1. Declare a strategic alliance between sales and marketing executives
2. Create an integrated set of metrics to measure your degree of alignment
3. Show a united front to the organization on your business planning and budgeting
4. Use a consistent data set that tracks to both organization’s individual key performance indicators, as well as the integrated metrics for your partnership
5. Assign key team members from both teams to work together to win the battle in the market for new revenue

Click on the video below to listen to Susan and Jim discussing the first of those initiatives, establishing a highly visible partnership between sales and marketing executives to alert the entire sales and marketing team that both sides will either succeed together or fail together.

Thanks for watching!

Cease Fire! Five Things You Can Begin Today to Tighten Sales-Marketing Alignment

Cease-Fire-4There they were in the middle of my desk…

… a little stack of computerized forms which I had received from someone in marketing. HP had conducted a tradeshow somewhere in the world, and a handful of people from Dallas had wandered into their booth. The slips were a signal to me to call these visitors and inquire about the multi-million-dollar purchase they were clearly poised to make.

Marketing had done their job. They had planned and conducted the event, and had carefully collected the names and contact information of all the visitors, and put them on my desk. Now it was up to me!

I knew from experience that the vast majority of those slips had been generated because the visitor wanted to get whatever tchotchkes we were giving out, and not because they had any near term need for our products and services.

When I was a new salesman, I would feel guilty about the stack, and I might even call one or two of them. Typical response: Barely any memory of the trade show. No interest in more discussion. What a waste!

As I became more experienced, and more bold, I would let the stack sit there for about a day for before I moved it quietly, but directly, into the wastebasket. That was the view from my foxhole, in the passive-aggressive war between sales and marketing.

Of course, marketing had a view from their foxhole! They had worked very hard for months and spent huge amounts of money to conduct that event. The least “those salespeople” could do would be to follow up on the leads. No feedback ever came back. Why bother? Why spend all that money? What a waste!

Sound familiar?

There is a better way. But sales and marketing have to crawl out of their foxholes, and talk about it. They need to change what they talk about, how they cooperate, and the actions they both must take to build the company brand, and generate short term business.

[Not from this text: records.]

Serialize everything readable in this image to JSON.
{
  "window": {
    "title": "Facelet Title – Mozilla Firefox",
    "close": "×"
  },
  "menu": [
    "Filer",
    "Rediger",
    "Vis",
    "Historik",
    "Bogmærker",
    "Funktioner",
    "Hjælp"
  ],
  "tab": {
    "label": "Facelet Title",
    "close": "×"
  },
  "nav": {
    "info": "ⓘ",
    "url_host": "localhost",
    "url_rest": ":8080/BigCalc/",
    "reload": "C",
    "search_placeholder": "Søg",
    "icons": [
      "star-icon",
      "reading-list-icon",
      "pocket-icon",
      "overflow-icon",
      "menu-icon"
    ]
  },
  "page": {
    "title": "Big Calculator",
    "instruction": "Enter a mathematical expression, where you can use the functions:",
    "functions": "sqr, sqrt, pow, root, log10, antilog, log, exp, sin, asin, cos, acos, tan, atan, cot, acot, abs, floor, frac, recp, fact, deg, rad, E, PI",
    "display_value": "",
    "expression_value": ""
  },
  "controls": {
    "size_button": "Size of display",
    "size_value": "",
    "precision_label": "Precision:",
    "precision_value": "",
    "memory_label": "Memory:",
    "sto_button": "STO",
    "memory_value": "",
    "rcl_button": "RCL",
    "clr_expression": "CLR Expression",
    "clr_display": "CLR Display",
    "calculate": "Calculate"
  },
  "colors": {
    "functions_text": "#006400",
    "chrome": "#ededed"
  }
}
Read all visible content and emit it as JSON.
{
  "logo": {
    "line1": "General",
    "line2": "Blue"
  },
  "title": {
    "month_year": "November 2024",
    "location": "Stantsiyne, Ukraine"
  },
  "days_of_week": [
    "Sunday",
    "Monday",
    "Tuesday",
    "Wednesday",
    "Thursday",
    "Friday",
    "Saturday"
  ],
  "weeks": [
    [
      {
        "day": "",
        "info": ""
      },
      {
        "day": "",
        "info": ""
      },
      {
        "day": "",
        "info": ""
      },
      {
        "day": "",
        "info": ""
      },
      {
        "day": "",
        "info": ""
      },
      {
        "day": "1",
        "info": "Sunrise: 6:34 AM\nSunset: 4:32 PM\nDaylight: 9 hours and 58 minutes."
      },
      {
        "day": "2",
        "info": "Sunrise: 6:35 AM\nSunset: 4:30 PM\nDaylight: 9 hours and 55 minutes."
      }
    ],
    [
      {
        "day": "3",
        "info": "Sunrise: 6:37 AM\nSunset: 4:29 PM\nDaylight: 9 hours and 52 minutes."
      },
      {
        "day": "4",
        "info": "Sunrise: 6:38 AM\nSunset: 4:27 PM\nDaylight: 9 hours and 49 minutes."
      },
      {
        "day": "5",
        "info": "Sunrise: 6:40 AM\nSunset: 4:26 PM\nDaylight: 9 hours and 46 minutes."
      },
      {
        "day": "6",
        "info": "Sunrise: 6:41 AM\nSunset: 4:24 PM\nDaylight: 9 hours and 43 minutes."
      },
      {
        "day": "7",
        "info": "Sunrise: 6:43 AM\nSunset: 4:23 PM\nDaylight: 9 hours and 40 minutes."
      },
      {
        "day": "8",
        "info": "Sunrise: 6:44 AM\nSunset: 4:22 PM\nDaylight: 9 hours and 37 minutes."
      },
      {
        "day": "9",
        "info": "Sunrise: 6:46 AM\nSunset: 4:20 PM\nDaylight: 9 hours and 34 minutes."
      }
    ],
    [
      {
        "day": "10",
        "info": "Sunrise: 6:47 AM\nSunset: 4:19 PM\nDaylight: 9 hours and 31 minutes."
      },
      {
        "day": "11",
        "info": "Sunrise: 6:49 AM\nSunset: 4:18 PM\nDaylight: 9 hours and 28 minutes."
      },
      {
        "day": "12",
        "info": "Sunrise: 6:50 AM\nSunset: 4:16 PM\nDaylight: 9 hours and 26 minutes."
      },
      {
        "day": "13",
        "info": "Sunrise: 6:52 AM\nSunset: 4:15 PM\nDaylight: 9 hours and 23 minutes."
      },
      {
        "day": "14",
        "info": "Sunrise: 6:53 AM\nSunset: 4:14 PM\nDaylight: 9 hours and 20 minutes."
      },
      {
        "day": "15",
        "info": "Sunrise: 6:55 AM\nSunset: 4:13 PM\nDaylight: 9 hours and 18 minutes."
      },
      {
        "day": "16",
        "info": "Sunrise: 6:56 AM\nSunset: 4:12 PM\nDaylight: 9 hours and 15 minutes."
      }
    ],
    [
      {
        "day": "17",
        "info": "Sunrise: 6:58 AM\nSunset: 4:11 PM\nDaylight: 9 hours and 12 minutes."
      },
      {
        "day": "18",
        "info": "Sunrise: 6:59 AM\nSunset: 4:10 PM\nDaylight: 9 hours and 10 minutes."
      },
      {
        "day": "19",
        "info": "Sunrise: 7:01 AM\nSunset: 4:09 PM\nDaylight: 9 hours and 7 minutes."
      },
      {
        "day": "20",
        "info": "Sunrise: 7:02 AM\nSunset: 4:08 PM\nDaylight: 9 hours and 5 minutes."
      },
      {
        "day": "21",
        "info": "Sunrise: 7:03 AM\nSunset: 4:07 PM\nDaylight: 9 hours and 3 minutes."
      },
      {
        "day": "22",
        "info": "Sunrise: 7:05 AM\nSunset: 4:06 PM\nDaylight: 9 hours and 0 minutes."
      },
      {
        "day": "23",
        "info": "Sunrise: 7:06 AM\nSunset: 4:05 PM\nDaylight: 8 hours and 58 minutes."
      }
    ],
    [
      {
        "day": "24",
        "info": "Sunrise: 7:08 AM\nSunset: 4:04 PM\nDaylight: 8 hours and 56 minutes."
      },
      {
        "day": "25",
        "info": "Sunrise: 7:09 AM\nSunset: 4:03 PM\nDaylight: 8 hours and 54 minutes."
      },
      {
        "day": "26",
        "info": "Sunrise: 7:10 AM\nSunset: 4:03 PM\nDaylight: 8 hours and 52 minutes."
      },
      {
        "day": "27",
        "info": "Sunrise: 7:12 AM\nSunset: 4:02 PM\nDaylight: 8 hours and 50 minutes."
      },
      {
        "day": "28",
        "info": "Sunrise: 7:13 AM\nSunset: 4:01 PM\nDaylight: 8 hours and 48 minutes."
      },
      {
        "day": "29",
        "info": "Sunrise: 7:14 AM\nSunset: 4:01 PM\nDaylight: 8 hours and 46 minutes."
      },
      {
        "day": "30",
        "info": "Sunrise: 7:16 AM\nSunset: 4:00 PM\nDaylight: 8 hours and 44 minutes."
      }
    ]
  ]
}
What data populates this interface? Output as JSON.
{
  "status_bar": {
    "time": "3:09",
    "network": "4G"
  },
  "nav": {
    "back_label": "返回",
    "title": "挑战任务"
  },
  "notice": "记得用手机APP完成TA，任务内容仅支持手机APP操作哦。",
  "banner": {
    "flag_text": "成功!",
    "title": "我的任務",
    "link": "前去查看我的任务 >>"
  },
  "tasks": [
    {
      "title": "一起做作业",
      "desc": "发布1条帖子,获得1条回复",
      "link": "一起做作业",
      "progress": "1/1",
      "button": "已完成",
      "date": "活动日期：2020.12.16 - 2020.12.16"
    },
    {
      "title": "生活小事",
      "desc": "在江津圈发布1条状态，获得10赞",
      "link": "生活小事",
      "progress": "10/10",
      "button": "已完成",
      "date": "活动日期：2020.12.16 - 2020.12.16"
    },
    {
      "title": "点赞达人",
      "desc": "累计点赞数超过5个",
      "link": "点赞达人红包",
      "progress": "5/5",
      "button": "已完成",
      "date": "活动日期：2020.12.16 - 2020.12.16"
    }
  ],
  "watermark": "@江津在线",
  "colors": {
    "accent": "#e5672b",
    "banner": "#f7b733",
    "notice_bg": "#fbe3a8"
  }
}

In this video from my blog and several which follow it, my colleague Susan Tormollen and I discuss how sales and marketing can work together to win. … how to spend most of our time battling the competition, and not each other… and how we did it at a new business unit of HP.

Cease fire!

(See the blog history for  follow-on posts 2 and 3)